As lawmakers like to say, “budgets embody values,” and on the Hill there’s no question over whether the president’s budget shows his values in regards to the nation’s energy sector. He wants to hike clean energy spending by seven percent and offer a myriad of states some four billion dollars if they clean up their air at a quicker pace. Virginia Republican Congressman Morgan Griffith says the budget would be another blow to his southwestern district.
The Mountain Valley Pipeline, which would transport natural gas from West Virginia, may get a second change to its proposed path through the commonwealth.
Spokeswoman for the Mountain Valley Pipeline, Natalie Cox, says it will be weeks to months before the LLC planning the venture, completes contacting landowners and localities to see if any potential changes to the pipeline’s route are feasible.
The Mountain Valley Natural Gas Pipeline that’s being proposed to run through South Western Virginia made a U-Turn when it came to Floyd County. Last fall, the gas companies changed the original route, bypassing the rural county. Company officials have said the protest movement that sprang up in Floyd had nothing to do with their decision, but others believe it made a difference.
One of them is Mara Robbins, who founded the Preserve Floyd Movement last summer to fight the pipeline. Now, she’s been hired by an Environmental group to continue that work throughout the region.
A state senator is proposing what sounds like a good deal for consumers – an 8-year freeze on rates charged by Virginia’s largest electric company.
Frank Wagner says he introduced the measure so Dominion Power wouldn’t pass the costs of meeting clean air requirements on to its customers, but Attorney General Mark Herring says the measure might actually deprive consumers of rebates.

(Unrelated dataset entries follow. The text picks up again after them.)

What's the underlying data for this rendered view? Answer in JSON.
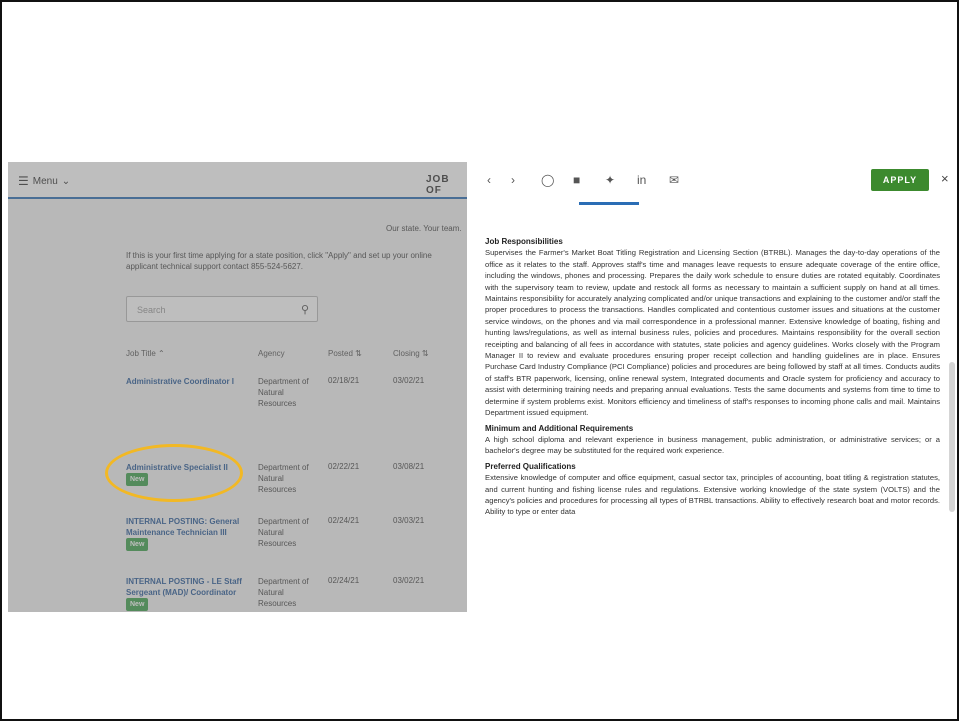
{
  "header": {
    "menu_label": "Menu",
    "page_title": "JOB OF"
  },
  "intro": {
    "our_state": "Our state. Your team.",
    "line1": "If this is your first time applying for a state position, click \"Apply\" and set up your online",
    "line2": "applicant technical support contact 855-524-5627."
  },
  "search": {
    "placeholder": "Search"
  },
  "table": {
    "headers": [
      "Job Title",
      "Agency",
      "Posted",
      "Closing"
    ],
    "rows": [
      {
        "title": "Administrative Coordinator I",
        "badge": "",
        "agency": "Department of Natural Resources",
        "posted": "02/18/21",
        "closing": "03/02/21"
      },
      {
        "title": "Administrative Specialist II",
        "badge": "New",
        "agency": "Department of Natural Resources",
        "posted": "02/22/21",
        "closing": "03/08/21"
      },
      {
        "title": "INTERNAL POSTING: General Maintenance Technician III",
        "badge": "New",
        "agency": "Department of Natural Resources",
        "posted": "02/24/21",
        "closing": "03/03/21"
      },
      {
        "title": "INTERNAL POSTING - LE Staff Sergeant (MAD)/ Coordinator",
        "badge": "New",
        "agency": "Department of Natural Resources",
        "posted": "02/24/21",
        "closing": "03/02/21"
      }
    ]
  },
  "detail": {
    "apply_label": "APPLY",
    "close_label": "×",
    "sections": [
      {
        "heading": "Job Responsibilities",
        "body": "Supervises the Farmer's Market Boat Titling Registration and Licensing Section (BTRBL). Manages the day-to-day operations of the office as it relates to the staff. Approves staff's time and manages leave requests to ensure adequate coverage of the entire office, including the windows, phones and processing. Prepares the daily work schedule to ensure duties are rotated equitably. Coordinates with the supervisory team to review, update and restock all forms as necessary to maintain a sufficient supply on hand at all times. Maintains responsibility for accurately analyzing complicated and/or unique transactions and explaining to the customer and/or staff the proper procedures to process the transactions. Handles complicated and contentious customer issues and situations at the customer service windows, on the phones and via mail correspondence in a professional manner. Extensive knowledge of boating, fishing and hunting laws/regulations, as well as internal business rules, policies and procedures. Maintains responsibility for the overall section receipting and balancing of all fees in accordance with statutes, state policies and agency guidelines. Works closely with the Program Manager II to review and evaluate procedures ensuring proper receipt collection and handling guidelines are in place. Ensures Purchase Card Industry Compliance (PCI Compliance) policies and procedures are being followed by staff at all times. Conducts audits of staff's BTR paperwork, licensing, online renewal system, Integrated documents and Oracle system for proficiency and accuracy to assist with determining training needs and preparing annual evaluations. Tests the same documents and systems from time to time to determine if system problems exist. Monitors efficiency and timeliness of staff's responses to incoming phone calls and mail. Maintains Department issued equipment."
      },
      {
        "heading": "Minimum and Additional Requirements",
        "body": "A high school diploma and relevant experience in business management, public administration, or administrative services; or a bachelor's degree may be substituted for the required work experience."
      },
      {
        "heading": "Preferred Qualifications",
        "body": "Extensive knowledge of computer and office equipment, casual sector tax, principles of accounting, boat titling & registration statutes, and current hunting and fishing license rules and regulations. Extensive working knowledge of the state system (VOLTS) and the agency's policies and procedures for processing all types of BTRBL transactions. Ability to effectively research boat and motor records. Ability to type or enter data"
      }
    ]
  },
  "colors": {
    "accent_blue": "#2a6db5",
    "apply_green": "#3c8a2e",
    "badge_green": "#3fa34d",
    "highlight_circle": "#f2b824"
  }
}
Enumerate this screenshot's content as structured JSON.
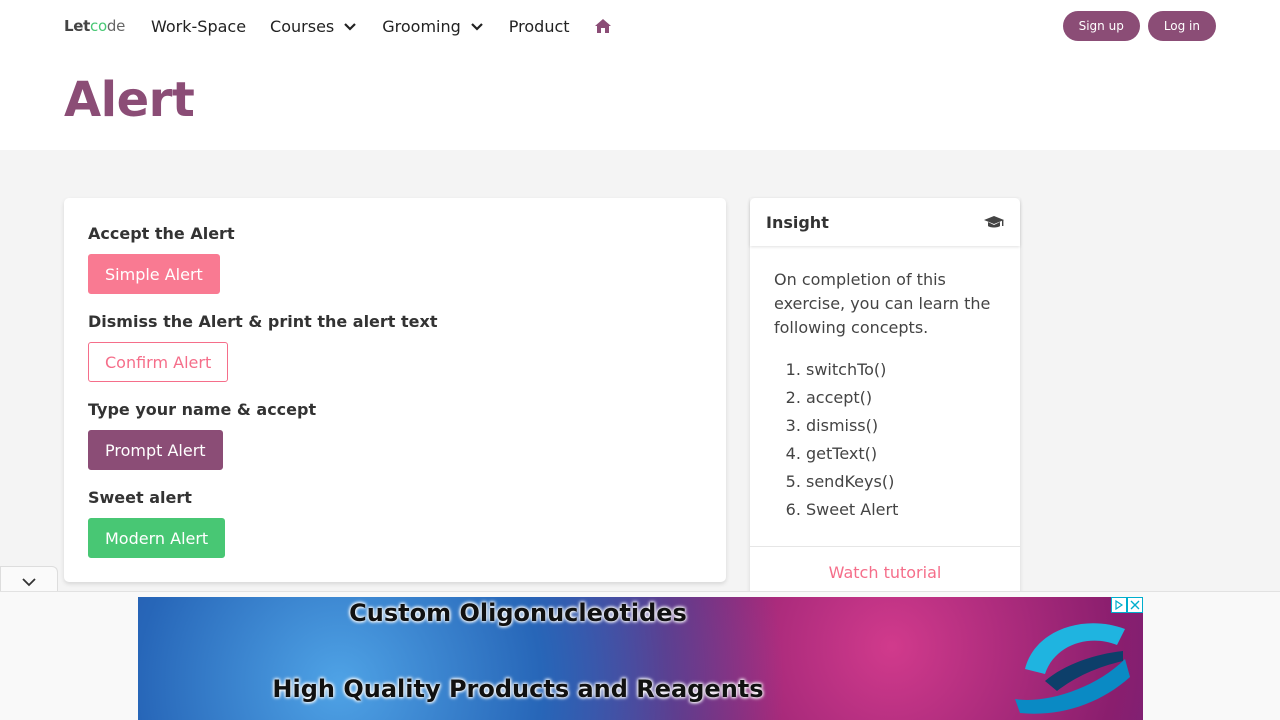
{
  "nav": {
    "logo": {
      "part1": "Let",
      "part2": "co",
      "part3": "de"
    },
    "items": [
      "Work-Space",
      "Courses",
      "Grooming",
      "Product"
    ],
    "signup": "Sign up",
    "login": "Log in"
  },
  "page": {
    "title": "Alert"
  },
  "alerts": [
    {
      "label": "Accept the Alert",
      "button": "Simple Alert"
    },
    {
      "label": "Dismiss the Alert & print the alert text",
      "button": "Confirm Alert"
    },
    {
      "label": "Type your name & accept",
      "button": "Prompt Alert"
    },
    {
      "label": "Sweet alert",
      "button": "Modern Alert"
    }
  ],
  "insight": {
    "title": "Insight",
    "description": "On completion of this exercise, you can learn the following concepts.",
    "concepts": [
      "switchTo()",
      "accept()",
      "dismiss()",
      "getText()",
      "sendKeys()",
      "Sweet Alert"
    ],
    "watch": "Watch tutorial"
  },
  "ad": {
    "line1": "Custom Oligonucleotides",
    "line2": "High Quality Products and Reagents"
  },
  "colors": {
    "brand": "#8b4d76",
    "pink": "#f56e8a",
    "green": "#48c774"
  }
}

Mike Kelly speaks for the attorney general.
Regulating utilities in Virginia is a complicated job, and making sense of the rules requires expertise that few voters have, so it’s no surprise that citizens hoping to stop Dominion’s Atlantic Pipeline were alarmed by a bill that would change the way gas companies recoup their investment in pipelines.